> _Required work_
Can you quote the records below in full, word for word?

> _Dataset excerpts_
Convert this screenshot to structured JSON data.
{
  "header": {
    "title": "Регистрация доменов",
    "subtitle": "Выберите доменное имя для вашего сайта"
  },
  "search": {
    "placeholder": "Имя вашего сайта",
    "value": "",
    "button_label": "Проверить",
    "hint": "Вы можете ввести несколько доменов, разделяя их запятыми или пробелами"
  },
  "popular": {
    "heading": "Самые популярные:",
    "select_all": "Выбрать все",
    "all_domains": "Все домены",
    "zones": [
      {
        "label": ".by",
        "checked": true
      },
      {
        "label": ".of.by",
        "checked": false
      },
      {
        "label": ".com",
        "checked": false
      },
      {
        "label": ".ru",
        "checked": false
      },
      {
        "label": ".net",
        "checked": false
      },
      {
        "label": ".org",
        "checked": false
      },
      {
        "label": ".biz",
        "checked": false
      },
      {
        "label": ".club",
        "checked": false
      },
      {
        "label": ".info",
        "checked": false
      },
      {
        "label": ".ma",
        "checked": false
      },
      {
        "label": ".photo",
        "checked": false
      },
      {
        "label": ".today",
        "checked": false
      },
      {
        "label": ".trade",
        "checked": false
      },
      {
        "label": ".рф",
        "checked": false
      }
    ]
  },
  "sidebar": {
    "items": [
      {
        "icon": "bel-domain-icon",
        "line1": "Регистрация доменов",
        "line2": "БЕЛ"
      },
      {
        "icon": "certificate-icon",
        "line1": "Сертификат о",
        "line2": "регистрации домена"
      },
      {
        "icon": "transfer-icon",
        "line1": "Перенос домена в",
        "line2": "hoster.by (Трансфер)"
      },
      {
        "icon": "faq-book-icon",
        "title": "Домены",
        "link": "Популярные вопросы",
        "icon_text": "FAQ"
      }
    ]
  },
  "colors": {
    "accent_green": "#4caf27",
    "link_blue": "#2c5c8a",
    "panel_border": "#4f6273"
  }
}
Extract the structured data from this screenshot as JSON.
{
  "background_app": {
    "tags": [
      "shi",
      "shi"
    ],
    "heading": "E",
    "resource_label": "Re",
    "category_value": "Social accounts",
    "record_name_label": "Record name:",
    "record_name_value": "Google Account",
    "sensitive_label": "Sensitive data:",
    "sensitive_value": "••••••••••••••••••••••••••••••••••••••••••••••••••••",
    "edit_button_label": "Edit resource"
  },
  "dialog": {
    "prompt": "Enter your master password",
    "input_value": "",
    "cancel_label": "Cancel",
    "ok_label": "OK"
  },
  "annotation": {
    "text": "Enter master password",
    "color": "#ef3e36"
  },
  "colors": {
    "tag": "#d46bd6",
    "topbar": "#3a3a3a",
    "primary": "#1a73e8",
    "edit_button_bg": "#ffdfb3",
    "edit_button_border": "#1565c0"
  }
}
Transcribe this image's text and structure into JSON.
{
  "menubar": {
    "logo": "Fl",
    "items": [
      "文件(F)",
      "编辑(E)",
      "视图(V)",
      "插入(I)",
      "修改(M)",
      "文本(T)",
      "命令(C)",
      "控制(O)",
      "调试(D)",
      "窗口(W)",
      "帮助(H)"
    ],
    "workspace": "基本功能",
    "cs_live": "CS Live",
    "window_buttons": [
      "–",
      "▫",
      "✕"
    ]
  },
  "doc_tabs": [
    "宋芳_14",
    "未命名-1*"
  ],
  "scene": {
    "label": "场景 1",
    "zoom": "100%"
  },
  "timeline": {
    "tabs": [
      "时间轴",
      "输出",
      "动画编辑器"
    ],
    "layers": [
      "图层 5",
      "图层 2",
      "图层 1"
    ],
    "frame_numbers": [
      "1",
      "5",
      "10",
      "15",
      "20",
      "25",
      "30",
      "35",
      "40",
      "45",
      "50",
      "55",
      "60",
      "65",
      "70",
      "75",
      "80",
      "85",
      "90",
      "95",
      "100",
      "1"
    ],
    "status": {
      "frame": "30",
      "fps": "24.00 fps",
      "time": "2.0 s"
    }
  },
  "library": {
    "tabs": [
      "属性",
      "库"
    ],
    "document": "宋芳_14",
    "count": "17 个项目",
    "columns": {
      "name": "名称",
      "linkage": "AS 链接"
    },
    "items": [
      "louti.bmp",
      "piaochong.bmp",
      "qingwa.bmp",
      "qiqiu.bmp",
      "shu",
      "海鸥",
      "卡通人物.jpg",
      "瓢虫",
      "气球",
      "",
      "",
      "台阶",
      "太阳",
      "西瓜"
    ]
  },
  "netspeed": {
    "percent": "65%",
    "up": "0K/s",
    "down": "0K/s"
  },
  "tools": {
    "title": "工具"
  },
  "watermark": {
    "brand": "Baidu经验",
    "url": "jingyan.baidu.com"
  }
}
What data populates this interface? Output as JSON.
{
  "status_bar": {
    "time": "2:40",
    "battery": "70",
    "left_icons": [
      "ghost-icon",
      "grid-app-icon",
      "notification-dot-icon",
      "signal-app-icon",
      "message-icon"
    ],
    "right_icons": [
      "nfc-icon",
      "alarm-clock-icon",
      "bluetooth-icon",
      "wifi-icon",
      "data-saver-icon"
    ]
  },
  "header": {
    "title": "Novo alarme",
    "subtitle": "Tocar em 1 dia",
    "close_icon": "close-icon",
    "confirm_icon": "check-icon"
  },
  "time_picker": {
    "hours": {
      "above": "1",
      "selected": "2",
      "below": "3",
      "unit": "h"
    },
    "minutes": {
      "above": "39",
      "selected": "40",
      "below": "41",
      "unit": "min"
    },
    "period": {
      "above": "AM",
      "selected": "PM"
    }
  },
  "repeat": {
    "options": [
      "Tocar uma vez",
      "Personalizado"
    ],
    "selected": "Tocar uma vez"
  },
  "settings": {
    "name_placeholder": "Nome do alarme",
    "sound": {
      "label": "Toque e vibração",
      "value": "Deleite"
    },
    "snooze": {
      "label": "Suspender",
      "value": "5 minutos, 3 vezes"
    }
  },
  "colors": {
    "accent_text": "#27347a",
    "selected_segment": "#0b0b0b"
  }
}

> _Task solution_
Convert this screenshot to structured JSON data.
{
  "header": {
    "title": "Регистрация доменов",
    "subtitle": "Выберите доменное имя для вашего сайта"
  },
  "search": {
    "placeholder": "Имя вашего сайта",
    "value": "",
    "button_label": "Проверить",
    "hint": "Вы можете ввести несколько доменов, разделяя их запятыми или пробелами"
  },
  "popular": {
    "heading": "Самые популярные:",
    "select_all": "Выбрать все",
    "all_domains": "Все домены",
    "zones": [
      {
        "label": ".by",
        "checked": true
      },
      {
        "label": ".of.by",
        "checked": false
      },
      {
        "label": ".com",
        "checked": false
      },
      {
        "label": ".ru",
        "checked": false
      },
      {
        "label": ".net",
        "checked": false
      },
      {
        "label": ".org",
        "checked": false
      },
      {
        "label": ".biz",
        "checked": false
      },
      {
        "label": ".club",
        "checked": false
      },
      {
        "label": ".info",
        "checked": false
      },
      {
        "label": ".ma",
        "checked": false
      },
      {
        "label": ".photo",
        "checked": false
      },
      {
        "label": ".today",
        "checked": false
      },
      {
        "label": ".trade",
        "checked": false
      },
      {
        "label": ".рф",
        "checked": false
      }
    ]
  },
  "sidebar": {
    "items": [
      {
        "icon": "bel-domain-icon",
        "line1": "Регистрация доменов",
        "line2": "БЕЛ"
      },
      {
        "icon": "certificate-icon",
        "line1": "Сертификат о",
        "line2": "регистрации домена"
      },
      {
        "icon": "transfer-icon",
        "line1": "Перенос домена в",
        "line2": "hoster.by (Трансфер)"
      },
      {
        "icon": "faq-book-icon",
        "title": "Домены",
        "link": "Популярные вопросы",
        "icon_text": "FAQ"
      }
    ]
  },
  "colors": {
    "accent_green": "#4caf27",
    "link_blue": "#2c5c8a",
    "panel_border": "#4f6273"
  }
}
Extract the structured data from this screenshot as JSON.
{
  "background_app": {
    "tags": [
      "shi",
      "shi"
    ],
    "heading": "E",
    "resource_label": "Re",
    "category_value": "Social accounts",
    "record_name_label": "Record name:",
    "record_name_value": "Google Account",
    "sensitive_label": "Sensitive data:",
    "sensitive_value": "••••••••••••••••••••••••••••••••••••••••••••••••••••",
    "edit_button_label": "Edit resource"
  },
  "dialog": {
    "prompt": "Enter your master password",
    "input_value": "",
    "cancel_label": "Cancel",
    "ok_label": "OK"
  },
  "annotation": {
    "text": "Enter master password",
    "color": "#ef3e36"
  },
  "colors": {
    "tag": "#d46bd6",
    "topbar": "#3a3a3a",
    "primary": "#1a73e8",
    "edit_button_bg": "#ffdfb3",
    "edit_button_border": "#1565c0"
  }
}
Transcribe this image's text and structure into JSON.
{
  "menubar": {
    "logo": "Fl",
    "items": [
      "文件(F)",
      "编辑(E)",
      "视图(V)",
      "插入(I)",
      "修改(M)",
      "文本(T)",
      "命令(C)",
      "控制(O)",
      "调试(D)",
      "窗口(W)",
      "帮助(H)"
    ],
    "workspace": "基本功能",
    "cs_live": "CS Live",
    "window_buttons": [
      "–",
      "▫",
      "✕"
    ]
  },
  "doc_tabs": [
    "宋芳_14",
    "未命名-1*"
  ],
  "scene": {
    "label": "场景 1",
    "zoom": "100%"
  },
  "timeline": {
    "tabs": [
      "时间轴",
      "输出",
      "动画编辑器"
    ],
    "layers": [
      "图层 5",
      "图层 2",
      "图层 1"
    ],
    "frame_numbers": [
      "1",
      "5",
      "10",
      "15",
      "20",
      "25",
      "30",
      "35",
      "40",
      "45",
      "50",
      "55",
      "60",
      "65",
      "70",
      "75",
      "80",
      "85",
      "90",
      "95",
      "100",
      "1"
    ],
    "status": {
      "frame": "30",
      "fps": "24.00 fps",
      "time": "2.0 s"
    }
  },
  "library": {
    "tabs": [
      "属性",
      "库"
    ],
    "document": "宋芳_14",
    "count": "17 个项目",
    "columns": {
      "name": "名称",
      "linkage": "AS 链接"
    },
    "items": [
      "louti.bmp",
      "piaochong.bmp",
      "qingwa.bmp",
      "qiqiu.bmp",
      "shu",
      "海鸥",
      "卡通人物.jpg",
      "瓢虫",
      "气球",
      "",
      "",
      "台阶",
      "太阳",
      "西瓜"
    ]
  },
  "netspeed": {
    "percent": "65%",
    "up": "0K/s",
    "down": "0K/s"
  },
  "tools": {
    "title": "工具"
  },
  "watermark": {
    "brand": "Baidu经验",
    "url": "jingyan.baidu.com"
  }
}
What data populates this interface? Output as JSON.
{
  "status_bar": {
    "time": "2:40",
    "battery": "70",
    "left_icons": [
      "ghost-icon",
      "grid-app-icon",
      "notification-dot-icon",
      "signal-app-icon",
      "message-icon"
    ],
    "right_icons": [
      "nfc-icon",
      "alarm-clock-icon",
      "bluetooth-icon",
      "wifi-icon",
      "data-saver-icon"
    ]
  },
  "header": {
    "title": "Novo alarme",
    "subtitle": "Tocar em 1 dia",
    "close_icon": "close-icon",
    "confirm_icon": "check-icon"
  },
  "time_picker": {
    "hours": {
      "above": "1",
      "selected": "2",
      "below": "3",
      "unit": "h"
    },
    "minutes": {
      "above": "39",
      "selected": "40",
      "below": "41",
      "unit": "min"
    },
    "period": {
      "above": "AM",
      "selected": "PM"
    }
  },
  "repeat": {
    "options": [
      "Tocar uma vez",
      "Personalizado"
    ],
    "selected": "Tocar uma vez"
  },
  "settings": {
    "name_placeholder": "Nome do alarme",
    "sound": {
      "label": "Toque e vibração",
      "value": "Deleite"
    },
    "snooze": {
      "label": "Suspender",
      "value": "5 minutos, 3 vezes"
    }
  },
  "colors": {
    "accent_text": "#27347a",
    "selected_segment": "#0b0b0b"
  }
}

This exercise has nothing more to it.